Oils, oils, oils.
Now you have decided to practice Baby Massage with your baby, but the question is: do you use oil? And if so what kind of oil do you use? This question is not as simple as you might think as there have been some confusion as well as conflicting views and inconsistent advice from health professionals. So I am going to try and break it down as simply as possible.
But before I do this, I would like to point out that Baby Massage is practised in many different cultures all around the world and each culture has their own tradition and oil preference. So, what I am sharing with you today is not which oil is right and which oil is wrong. Rather, I want to give you information about different oils and I share with you the oil that I use and recommend in my classes.
I will start this blog will sharing that I (and other baby massage instructors) will advise against any use of oil on your baby's skin until your baby is at least 6 weeks old.
#Mineraloil is a clear and odorless oil made from highly refined, purified and processed petroleum. It can help to reduce water loss from the skin and therefore keep the skin hydrated. However, mineral oil is not absorbed by the skin and acts more like a barrier. This can make it difficult for the skin the breathe. It also lack any #vitamins that are beneficial for your skin. I would therefore not advice to use mineral oil on your baby's skin.
#Oliveoil is derived from olives. It is packed with nutrients and some of these may be beneficial for the skin. Olive oil was often named as the best oil option for babies and often used to treat conditions such as cradle cap. However, olive oil contains oleic acid and new research has shown that oleic acid actually delays the recovery of the skin barrier on damaged skin. Therefore, a lot of people now avoid olive oil on their baby's skin.
#Sunfloweroil is derived from sunflower seeds. It is easily absorbed into the skin, packed with nutrients and low in oleic acid. It has barely any taste and it is not harmful for your baby when it is ingested by your baby. On the flip side a study done by the University of Manchester concluded that the use of sunflower oil can delay the development of the skin barrier function in new born babies. However, there is no evidence that sunflower oil is harmful for the skin of babies over 4 weeks old. This makes sunflower oil often the preferred choice of baby massage instructors.

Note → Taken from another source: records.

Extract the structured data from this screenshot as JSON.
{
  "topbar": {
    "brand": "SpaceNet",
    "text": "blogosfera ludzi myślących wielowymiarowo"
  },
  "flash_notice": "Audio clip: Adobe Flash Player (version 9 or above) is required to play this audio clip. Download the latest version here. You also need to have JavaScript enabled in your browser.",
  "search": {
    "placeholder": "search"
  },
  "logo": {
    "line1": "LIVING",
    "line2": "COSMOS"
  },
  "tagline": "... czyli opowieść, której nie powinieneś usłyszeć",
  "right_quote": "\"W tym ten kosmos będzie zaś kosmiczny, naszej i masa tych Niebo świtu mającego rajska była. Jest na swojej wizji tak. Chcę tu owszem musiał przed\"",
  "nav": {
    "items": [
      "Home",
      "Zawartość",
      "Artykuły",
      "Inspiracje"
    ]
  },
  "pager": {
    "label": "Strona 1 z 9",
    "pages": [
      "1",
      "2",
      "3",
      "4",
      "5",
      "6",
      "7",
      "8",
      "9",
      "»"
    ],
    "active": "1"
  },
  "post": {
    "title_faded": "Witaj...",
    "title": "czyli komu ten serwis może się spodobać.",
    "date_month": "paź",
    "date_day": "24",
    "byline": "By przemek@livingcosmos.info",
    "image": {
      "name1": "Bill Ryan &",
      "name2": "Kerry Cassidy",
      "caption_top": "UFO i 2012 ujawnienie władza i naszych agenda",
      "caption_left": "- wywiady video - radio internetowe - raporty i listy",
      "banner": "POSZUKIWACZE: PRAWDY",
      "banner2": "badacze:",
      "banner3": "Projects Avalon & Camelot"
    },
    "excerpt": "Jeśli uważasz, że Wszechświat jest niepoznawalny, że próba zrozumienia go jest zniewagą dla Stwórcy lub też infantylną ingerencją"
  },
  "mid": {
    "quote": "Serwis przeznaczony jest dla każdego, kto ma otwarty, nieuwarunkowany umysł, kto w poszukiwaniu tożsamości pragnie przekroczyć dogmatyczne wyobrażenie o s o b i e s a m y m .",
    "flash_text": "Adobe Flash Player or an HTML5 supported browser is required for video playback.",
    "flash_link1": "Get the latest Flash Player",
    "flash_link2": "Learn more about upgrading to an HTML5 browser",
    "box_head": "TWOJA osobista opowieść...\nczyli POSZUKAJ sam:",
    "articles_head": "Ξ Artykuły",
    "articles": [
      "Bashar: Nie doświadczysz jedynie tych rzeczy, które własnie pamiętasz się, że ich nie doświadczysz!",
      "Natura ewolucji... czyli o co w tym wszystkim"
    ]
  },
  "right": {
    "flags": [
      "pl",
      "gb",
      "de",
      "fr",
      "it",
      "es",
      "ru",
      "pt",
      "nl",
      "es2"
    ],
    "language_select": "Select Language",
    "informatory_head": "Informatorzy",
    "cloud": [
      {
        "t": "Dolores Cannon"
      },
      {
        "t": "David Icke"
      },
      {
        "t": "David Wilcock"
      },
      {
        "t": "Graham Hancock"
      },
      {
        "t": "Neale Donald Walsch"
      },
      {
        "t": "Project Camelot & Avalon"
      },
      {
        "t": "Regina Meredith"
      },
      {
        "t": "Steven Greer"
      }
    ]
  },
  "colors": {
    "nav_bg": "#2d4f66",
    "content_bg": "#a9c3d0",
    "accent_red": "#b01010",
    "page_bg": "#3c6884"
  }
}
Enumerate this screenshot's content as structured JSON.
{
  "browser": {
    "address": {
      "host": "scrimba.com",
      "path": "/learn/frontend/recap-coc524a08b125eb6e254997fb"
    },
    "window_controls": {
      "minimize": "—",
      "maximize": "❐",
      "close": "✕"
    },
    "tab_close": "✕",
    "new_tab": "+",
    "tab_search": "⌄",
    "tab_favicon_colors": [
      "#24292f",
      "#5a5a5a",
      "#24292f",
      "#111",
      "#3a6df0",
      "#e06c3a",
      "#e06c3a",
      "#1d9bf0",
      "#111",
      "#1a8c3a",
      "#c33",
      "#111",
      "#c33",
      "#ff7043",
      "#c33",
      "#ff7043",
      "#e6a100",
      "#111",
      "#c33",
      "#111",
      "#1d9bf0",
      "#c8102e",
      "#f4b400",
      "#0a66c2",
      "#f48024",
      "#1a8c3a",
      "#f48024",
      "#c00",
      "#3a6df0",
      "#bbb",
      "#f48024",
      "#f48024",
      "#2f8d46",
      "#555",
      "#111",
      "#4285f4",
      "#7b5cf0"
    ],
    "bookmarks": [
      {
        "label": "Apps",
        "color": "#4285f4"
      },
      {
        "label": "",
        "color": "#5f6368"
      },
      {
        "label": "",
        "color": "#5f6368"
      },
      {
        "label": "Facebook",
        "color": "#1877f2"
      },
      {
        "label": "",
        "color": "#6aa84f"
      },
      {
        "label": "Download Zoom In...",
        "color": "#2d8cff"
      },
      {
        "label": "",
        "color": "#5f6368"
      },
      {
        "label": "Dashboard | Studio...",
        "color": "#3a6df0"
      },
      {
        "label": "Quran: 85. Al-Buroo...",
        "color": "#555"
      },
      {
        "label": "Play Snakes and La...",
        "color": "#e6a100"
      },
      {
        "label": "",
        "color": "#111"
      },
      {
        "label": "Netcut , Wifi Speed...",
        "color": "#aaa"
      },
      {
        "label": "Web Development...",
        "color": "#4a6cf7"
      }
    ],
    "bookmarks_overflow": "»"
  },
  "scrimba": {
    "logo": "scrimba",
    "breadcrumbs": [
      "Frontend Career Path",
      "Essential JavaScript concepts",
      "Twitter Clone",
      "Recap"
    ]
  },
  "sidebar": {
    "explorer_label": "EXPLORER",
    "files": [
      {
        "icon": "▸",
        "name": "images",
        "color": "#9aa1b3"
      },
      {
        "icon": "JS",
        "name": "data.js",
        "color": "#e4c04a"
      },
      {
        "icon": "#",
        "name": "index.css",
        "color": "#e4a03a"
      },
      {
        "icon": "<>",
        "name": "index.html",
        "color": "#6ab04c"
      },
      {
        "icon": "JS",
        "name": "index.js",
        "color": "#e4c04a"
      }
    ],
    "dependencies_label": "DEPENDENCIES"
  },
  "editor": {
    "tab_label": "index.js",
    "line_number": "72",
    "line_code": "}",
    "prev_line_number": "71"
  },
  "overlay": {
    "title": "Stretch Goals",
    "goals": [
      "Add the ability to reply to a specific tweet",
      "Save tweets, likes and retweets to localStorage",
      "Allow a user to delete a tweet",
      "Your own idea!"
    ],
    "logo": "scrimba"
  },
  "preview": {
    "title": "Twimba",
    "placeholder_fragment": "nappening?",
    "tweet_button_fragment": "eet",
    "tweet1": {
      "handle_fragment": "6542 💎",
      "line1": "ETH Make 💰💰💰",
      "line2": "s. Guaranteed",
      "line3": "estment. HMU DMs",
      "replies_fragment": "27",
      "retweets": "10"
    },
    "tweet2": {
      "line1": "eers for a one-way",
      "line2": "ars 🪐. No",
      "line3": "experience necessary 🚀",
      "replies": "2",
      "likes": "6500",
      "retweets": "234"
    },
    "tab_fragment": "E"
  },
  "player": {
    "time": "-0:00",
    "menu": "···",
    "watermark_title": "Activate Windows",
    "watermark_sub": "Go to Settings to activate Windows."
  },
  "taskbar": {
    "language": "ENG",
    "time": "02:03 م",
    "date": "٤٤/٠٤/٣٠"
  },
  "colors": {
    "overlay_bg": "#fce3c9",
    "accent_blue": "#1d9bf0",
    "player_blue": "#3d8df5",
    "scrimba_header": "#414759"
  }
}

#Coconutoil is derived from coconuts. At room temperature the oil is solid and when heated it will soften or even melt. Coconut oil has a high content of lauric acid which was found to be effective at blocking the growth of bacteria. Recent studies have shown that coconut oil is a good moisturiser for the skin and like sunflower oil it is not harmful when ingested by your baby. Due to these findings coconut oil is also a popular oil when it comes to baby massage. When opting for coconut oil, it is suggested to use a natural and organic coconut oil like #LucyBee, #Kokos or #VitaCoco (none of them are sponsored).

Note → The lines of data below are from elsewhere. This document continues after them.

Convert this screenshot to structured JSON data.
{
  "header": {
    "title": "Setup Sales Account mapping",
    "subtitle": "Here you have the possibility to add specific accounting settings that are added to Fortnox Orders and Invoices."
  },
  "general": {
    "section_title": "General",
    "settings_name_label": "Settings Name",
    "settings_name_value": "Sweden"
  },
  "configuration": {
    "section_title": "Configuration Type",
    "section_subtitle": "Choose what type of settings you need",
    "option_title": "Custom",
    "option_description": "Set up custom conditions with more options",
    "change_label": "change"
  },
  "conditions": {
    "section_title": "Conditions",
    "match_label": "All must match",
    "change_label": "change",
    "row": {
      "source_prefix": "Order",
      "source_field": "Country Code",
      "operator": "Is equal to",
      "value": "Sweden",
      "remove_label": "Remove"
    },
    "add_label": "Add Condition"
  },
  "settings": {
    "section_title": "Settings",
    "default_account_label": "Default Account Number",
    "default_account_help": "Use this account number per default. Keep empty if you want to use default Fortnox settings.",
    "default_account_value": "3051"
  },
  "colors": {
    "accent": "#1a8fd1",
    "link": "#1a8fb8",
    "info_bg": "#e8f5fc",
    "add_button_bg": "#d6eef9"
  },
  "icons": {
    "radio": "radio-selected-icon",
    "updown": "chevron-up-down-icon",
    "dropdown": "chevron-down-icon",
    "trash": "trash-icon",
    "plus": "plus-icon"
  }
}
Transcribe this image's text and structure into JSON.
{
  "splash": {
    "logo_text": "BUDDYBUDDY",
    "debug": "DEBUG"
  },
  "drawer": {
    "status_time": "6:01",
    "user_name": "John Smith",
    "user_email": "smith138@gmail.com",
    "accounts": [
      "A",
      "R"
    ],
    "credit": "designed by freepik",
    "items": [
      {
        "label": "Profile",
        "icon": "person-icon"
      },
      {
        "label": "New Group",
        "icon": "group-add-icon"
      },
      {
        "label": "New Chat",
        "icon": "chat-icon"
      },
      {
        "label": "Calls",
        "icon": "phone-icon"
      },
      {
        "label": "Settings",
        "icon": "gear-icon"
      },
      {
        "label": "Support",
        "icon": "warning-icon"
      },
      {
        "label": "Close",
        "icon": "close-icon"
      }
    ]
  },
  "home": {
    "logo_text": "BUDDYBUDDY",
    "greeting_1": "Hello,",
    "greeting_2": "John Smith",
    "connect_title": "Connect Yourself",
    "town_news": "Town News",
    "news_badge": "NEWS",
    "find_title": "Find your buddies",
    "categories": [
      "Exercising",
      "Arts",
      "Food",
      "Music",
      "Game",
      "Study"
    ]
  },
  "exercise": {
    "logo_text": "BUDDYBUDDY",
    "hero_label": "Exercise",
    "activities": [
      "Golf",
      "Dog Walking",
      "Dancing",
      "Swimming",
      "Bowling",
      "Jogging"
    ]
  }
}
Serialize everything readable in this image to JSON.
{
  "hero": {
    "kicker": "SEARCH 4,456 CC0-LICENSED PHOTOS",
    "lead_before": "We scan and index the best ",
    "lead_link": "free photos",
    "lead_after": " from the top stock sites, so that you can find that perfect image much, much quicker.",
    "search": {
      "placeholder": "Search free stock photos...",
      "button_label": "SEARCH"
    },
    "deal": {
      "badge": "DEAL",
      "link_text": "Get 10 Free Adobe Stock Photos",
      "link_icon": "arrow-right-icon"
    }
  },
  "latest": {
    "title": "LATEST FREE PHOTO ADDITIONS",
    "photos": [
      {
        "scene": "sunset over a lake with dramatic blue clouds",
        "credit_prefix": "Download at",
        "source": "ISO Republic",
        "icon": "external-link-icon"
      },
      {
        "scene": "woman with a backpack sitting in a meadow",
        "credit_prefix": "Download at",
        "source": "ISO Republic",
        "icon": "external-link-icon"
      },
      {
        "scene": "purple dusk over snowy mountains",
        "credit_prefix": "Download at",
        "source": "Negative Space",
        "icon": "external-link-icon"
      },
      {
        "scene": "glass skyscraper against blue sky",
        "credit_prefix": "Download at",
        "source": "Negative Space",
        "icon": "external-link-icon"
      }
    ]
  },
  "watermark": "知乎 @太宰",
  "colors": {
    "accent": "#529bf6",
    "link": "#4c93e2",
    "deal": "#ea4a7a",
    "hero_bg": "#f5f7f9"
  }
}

When it comes to using oil on your baby's skin, it is advised to stay away from nut oils. Your baby may have an allergy to nuts and the use of nut oil on your baby's skin can, in the that case, have harmful side effects on your baby.
#Essentialoils are compounds extracted from plants. The oils capture the plant's scent and flavour, or "essence."
Essential oils are very strong and should be avoided on newborn skin. From the age of 3 months you can start using some essential oils, however the use of essential oils on babies and children should be supervised by a qualified aromatherapist.
That last thing that I want to touch base on is sunscreen, as I know this is a common question asked by parents.
It is advised not to use any sunscreen up till the age of 6 months. Babies under the age of 6 months are advised to be kept out of the sun. Your baby's skin is very delicate and their skin barriers aren't fully developed yet. Therefore both the exposure to sun and sunscreen can be harmful for your baby's skin. When you use sunscreen after 6 months pick a broad-spectrum sunscreen with an SPF of at least 30. Apply sunscreen generously to your baby's exposed skin, and reapply every two hours — or more often if your baby is spending time in the water. But just be aware it is still better for you baby to spend time in the shade rather than out in the sun.
What do I use in my classes?
In my classes I either use Organic pressed
sunflower seed oil or coconut oil as both are safe and work really well.
But again, when a baby under the age of 6 weeks comes and joins my class I advise the mum not to use any oil.
So, what to do when your baby isn't 6 weeks but you want to massage your baby? There are 2 things you can do.
1. Do the massage over your baby's clothes.
2. Do the massage on your baby's skin without oil.
Let me know if this blog was helpful and what else you would like me write about.
Love, Daphne x